- [Exercise description] Search the entries below for the string "true" and copy the lines that hold it.

=====

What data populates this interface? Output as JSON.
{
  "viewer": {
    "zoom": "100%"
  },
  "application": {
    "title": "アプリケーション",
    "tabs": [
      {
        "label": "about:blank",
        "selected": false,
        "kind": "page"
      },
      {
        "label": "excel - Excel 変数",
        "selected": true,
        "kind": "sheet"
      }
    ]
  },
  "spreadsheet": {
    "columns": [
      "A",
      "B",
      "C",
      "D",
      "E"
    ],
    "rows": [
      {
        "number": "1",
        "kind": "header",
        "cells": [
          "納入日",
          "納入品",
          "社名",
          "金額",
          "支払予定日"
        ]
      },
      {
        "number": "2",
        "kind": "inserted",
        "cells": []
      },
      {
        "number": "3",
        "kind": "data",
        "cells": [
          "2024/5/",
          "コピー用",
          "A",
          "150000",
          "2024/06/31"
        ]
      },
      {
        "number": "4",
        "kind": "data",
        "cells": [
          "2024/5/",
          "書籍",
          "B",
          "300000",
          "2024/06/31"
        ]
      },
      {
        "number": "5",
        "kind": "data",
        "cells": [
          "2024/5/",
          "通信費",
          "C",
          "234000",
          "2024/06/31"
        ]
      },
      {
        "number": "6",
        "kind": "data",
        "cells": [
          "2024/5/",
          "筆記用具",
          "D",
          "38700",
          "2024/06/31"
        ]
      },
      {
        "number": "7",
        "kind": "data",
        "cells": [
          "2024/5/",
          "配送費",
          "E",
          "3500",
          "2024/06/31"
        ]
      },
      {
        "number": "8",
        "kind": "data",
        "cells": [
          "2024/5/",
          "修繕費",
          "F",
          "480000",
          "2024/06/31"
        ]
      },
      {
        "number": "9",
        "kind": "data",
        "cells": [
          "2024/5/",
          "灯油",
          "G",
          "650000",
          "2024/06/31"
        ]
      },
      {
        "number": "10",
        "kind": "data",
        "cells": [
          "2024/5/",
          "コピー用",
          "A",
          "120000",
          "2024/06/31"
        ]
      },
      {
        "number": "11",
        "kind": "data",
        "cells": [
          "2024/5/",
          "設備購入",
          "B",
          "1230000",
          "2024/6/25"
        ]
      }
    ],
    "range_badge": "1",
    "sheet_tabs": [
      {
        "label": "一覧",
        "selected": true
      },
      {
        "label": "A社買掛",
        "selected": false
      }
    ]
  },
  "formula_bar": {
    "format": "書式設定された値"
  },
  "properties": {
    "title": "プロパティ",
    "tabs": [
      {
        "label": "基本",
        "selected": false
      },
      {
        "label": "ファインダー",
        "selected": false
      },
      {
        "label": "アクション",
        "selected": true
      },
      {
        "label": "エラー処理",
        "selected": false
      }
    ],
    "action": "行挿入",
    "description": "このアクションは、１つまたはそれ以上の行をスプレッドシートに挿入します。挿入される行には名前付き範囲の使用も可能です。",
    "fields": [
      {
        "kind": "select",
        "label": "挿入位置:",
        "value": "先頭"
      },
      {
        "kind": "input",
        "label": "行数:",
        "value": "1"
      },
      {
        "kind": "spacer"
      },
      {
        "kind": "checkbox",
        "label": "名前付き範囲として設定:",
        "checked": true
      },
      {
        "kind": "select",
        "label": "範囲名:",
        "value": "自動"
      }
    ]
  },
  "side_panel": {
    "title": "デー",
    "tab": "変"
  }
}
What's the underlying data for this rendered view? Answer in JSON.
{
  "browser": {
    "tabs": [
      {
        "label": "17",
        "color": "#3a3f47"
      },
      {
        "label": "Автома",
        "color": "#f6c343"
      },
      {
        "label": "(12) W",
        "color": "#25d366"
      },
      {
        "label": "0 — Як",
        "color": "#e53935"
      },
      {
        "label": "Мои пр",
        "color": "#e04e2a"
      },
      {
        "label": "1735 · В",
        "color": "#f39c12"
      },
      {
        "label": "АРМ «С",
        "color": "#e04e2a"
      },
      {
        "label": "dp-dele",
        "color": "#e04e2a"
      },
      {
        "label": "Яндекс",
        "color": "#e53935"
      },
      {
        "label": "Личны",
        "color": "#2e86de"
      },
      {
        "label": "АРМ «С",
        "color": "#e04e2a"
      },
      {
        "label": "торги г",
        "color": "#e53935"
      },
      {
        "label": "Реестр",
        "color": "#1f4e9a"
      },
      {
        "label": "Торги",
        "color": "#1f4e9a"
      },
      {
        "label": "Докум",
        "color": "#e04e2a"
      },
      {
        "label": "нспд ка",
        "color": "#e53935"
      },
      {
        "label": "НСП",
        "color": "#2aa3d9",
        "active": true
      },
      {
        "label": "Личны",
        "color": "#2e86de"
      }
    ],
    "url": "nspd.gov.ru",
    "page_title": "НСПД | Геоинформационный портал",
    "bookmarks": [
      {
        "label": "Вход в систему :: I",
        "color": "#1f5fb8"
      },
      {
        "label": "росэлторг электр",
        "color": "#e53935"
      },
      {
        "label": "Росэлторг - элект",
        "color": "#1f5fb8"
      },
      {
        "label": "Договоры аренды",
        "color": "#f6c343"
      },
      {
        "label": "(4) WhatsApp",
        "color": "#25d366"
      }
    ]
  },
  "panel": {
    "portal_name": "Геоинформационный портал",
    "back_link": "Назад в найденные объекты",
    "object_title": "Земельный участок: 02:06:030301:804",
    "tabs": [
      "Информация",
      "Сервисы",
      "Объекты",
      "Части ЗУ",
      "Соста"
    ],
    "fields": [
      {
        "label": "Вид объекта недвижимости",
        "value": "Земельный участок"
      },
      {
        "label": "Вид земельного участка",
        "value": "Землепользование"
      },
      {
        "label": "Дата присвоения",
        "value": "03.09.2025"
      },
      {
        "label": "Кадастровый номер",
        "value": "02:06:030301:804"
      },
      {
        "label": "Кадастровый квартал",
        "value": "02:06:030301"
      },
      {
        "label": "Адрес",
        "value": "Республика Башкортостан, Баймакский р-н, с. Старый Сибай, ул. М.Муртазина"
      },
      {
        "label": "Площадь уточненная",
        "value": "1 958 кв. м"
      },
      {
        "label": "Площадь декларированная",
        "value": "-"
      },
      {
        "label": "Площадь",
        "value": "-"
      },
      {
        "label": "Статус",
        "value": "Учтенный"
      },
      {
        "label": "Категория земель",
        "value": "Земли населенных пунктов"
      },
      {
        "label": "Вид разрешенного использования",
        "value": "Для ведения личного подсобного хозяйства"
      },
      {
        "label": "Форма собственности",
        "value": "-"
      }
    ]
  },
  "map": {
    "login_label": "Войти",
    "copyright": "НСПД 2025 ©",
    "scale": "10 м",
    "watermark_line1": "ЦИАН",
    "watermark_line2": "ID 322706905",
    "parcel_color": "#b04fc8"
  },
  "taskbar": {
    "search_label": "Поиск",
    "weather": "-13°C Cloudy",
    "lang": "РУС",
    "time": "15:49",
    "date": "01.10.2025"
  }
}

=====

- [The answer]
        "selected": true,
        "selected": true
        "selected": true
        "checked": true
        "active": true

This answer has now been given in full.